However, combining GPS, motion sensors, and cameras with augmented reality is where things get interesting. Motion sensors and cameras can be programmed to detect traffic slowing. Combined with GPS telemetry, the car can warn the driver of congestion up ahead. This gives the driver plenty of time to both slow down and - where possible - find an alternative route. Significantly, it could also identify and warn drivers of pedestrians walking behind a park car. This gives them time to slow down, in case the pedestrian steps out onto the road. The same technology can also warn drivers if their car is too close to another car - be they moving or parked. Or provide a camera feed of blind spots to avoid collisions and make manoeuvring easier. Indeed there’s nothing stopping manufacturers from replacing the rearview mirror with a camera feed projected onto the windscreen.
On a more basic level augmented reality can highlight road markings, traffic lights, crossings etc. This is especially useful if road markings are worn, markings are obscured by adverse weather conditions or you’re driving at night. Or all of the above. Combined with lane guidance technology, it is easy to see how road users can benefit. On a more personal level, lacing car seats with thread-based transistors could capture information about those on board. Drivers can be warned of hydration levels, or even comfort levels, prompting them to stop for a rest. The car could even use internal cameras to detect if the driver is tired (or drunk) based on the amount of attention they are paying to the road. The car could either prompt the driver to pull over and rest or take control of the car and find somewhere safe to stop. Considering 1 in 6 incidents on UK roads were related to fatigue, combining technologies in this way could save a lot of lives. The technology can also help to make autonomous cars safer too. One of the big problems with autonomous cars is that they are only as good as their programming. They lack the experience and human intuition sometimes required to unstick a sticky situation. Therefore, an augmented reality system that continuously updates occupants with information - such as developing hazards or a car driving erratically - allows the driver to make an informed decision about whether to intervene. Car manufacturer Nissan has taken this one step further with its Invisible-to-Visible innovation. Invisible-to-Visible (I2V) uses a 3D, augmented reality interface that consolidates data from what it has dubbed the Metaverse.

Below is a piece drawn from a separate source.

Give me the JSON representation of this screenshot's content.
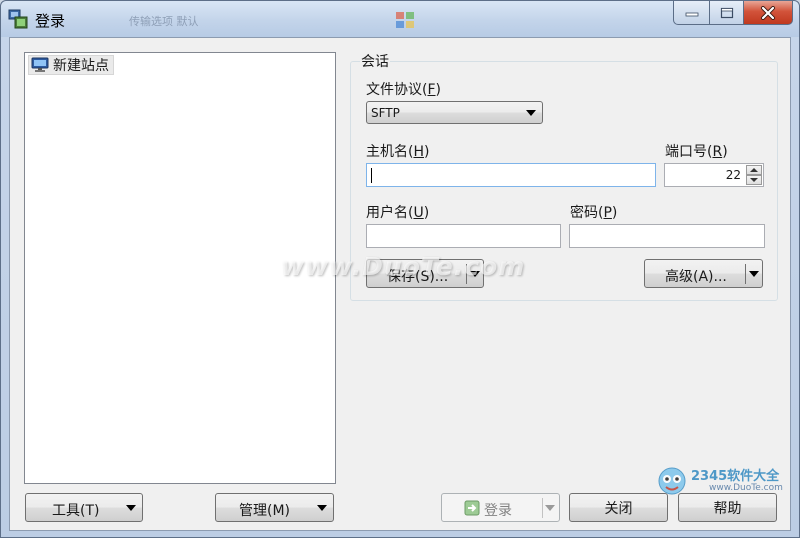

Sadly nothing to do with superheroes, the Metaverse is a virtual world comprised of sensor data, cloud data and artificial intelligence. I2V will be able to understand this ‘invisible’ information and make it visible to the driver through augmented reality. The AR co-pilot will respond to voice commands as well as provide you with relevant information unprompted. Nissan is hoping to release a version of I2V by 2025 by which time, they hope, drivers will have the option of handing the controls over to the co-pilot. This allows them to take a break in order to avoid driving tired. Nissan believes ‘Invisible-to-Visible creates limitless possibilities for services and communications that will make driving more convenient, comfortable, and exciting.’ Unless the co-pilot is Maverick from Top Gun, exciting might be a stretch.
You can learn more about I2V here: